PROBLEM STATEMENT: Word for word, restate every line of the listing that follows.

RECORDS PROVIDED:
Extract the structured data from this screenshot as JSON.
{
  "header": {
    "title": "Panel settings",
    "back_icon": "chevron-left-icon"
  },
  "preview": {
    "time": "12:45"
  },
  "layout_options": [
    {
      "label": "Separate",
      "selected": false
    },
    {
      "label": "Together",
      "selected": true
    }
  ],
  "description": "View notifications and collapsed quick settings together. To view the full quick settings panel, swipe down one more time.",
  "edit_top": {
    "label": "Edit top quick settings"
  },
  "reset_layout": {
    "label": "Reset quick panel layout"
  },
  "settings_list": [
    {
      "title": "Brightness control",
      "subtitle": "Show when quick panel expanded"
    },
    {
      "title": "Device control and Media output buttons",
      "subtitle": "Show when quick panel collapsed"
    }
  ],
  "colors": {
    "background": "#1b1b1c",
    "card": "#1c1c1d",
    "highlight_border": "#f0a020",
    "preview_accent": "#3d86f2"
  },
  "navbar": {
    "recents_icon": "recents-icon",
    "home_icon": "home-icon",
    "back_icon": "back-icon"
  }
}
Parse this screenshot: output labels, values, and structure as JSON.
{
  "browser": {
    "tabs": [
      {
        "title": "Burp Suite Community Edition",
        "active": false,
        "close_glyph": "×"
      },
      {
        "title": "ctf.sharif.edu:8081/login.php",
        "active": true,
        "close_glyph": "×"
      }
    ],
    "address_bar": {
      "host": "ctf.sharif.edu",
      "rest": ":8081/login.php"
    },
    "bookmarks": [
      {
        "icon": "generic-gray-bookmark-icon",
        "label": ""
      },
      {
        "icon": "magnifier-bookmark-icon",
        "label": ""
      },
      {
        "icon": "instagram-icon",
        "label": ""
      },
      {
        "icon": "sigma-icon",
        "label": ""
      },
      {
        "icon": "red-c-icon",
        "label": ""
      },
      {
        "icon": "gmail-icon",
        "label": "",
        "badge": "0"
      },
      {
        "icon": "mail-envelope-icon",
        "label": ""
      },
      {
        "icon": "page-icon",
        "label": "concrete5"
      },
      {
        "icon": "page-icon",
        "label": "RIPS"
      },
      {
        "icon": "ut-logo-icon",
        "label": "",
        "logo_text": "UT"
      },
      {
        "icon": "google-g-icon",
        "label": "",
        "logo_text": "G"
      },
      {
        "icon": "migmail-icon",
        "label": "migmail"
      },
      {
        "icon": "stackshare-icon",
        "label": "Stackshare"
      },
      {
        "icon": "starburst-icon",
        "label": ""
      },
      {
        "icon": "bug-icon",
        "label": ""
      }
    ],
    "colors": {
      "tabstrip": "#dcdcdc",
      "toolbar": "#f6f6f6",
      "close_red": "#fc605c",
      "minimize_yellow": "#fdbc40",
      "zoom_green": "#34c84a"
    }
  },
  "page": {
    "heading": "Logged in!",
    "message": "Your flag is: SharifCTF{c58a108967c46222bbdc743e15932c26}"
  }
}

SOLUTION FOR THIS EXERCISE:
Extract the structured data from this screenshot as JSON.
{
  "header": {
    "title": "Panel settings",
    "back_icon": "chevron-left-icon"
  },
  "preview": {
    "time": "12:45"
  },
  "layout_options": [
    {
      "label": "Separate",
      "selected": false
    },
    {
      "label": "Together",
      "selected": true
    }
  ],
  "description": "View notifications and collapsed quick settings together. To view the full quick settings panel, swipe down one more time.",
  "edit_top": {
    "label": "Edit top quick settings"
  },
  "reset_layout": {
    "label": "Reset quick panel layout"
  },
  "settings_list": [
    {
      "title": "Brightness control",
      "subtitle": "Show when quick panel expanded"
    },
    {
      "title": "Device control and Media output buttons",
      "subtitle": "Show when quick panel collapsed"
    }
  ],
  "colors": {
    "background": "#1b1b1c",
    "card": "#1c1c1d",
    "highlight_border": "#f0a020",
    "preview_accent": "#3d86f2"
  },
  "navbar": {
    "recents_icon": "recents-icon",
    "home_icon": "home-icon",
    "back_icon": "back-icon"
  }
}
Parse this screenshot: output labels, values, and structure as JSON.
{
  "browser": {
    "tabs": [
      {
        "title": "Burp Suite Community Edition",
        "active": false,
        "close_glyph": "×"
      },
      {
        "title": "ctf.sharif.edu:8081/login.php",
        "active": true,
        "close_glyph": "×"
      }
    ],
    "address_bar": {
      "host": "ctf.sharif.edu",
      "rest": ":8081/login.php"
    },
    "bookmarks": [
      {
        "icon": "generic-gray-bookmark-icon",
        "label": ""
      },
      {
        "icon": "magnifier-bookmark-icon",
        "label": ""
      },
      {
        "icon": "instagram-icon",
        "label": ""
      },
      {
        "icon": "sigma-icon",
        "label": ""
      },
      {
        "icon": "red-c-icon",
        "label": ""
      },
      {
        "icon": "gmail-icon",
        "label": "",
        "badge": "0"
      },
      {
        "icon": "mail-envelope-icon",
        "label": ""
      },
      {
        "icon": "page-icon",
        "label": "concrete5"
      },
      {
        "icon": "page-icon",
        "label": "RIPS"
      },
      {
        "icon": "ut-logo-icon",
        "label": "",
        "logo_text": "UT"
      },
      {
        "icon": "google-g-icon",
        "label": "",
        "logo_text": "G"
      },
      {
        "icon": "migmail-icon",
        "label": "migmail"
      },
      {
        "icon": "stackshare-icon",
        "label": "Stackshare"
      },
      {
        "icon": "starburst-icon",
        "label": ""
      },
      {
        "icon": "bug-icon",
        "label": ""
      }
    ],
    "colors": {
      "tabstrip": "#dcdcdc",
      "toolbar": "#f6f6f6",
      "close_red": "#fc605c",
      "minimize_yellow": "#fdbc40",
      "zoom_green": "#34c84a"
    }
  },
  "page": {
    "heading": "Logged in!",
    "message": "Your flag is: SharifCTF{c58a108967c46222bbdc743e15932c26}"
  }
}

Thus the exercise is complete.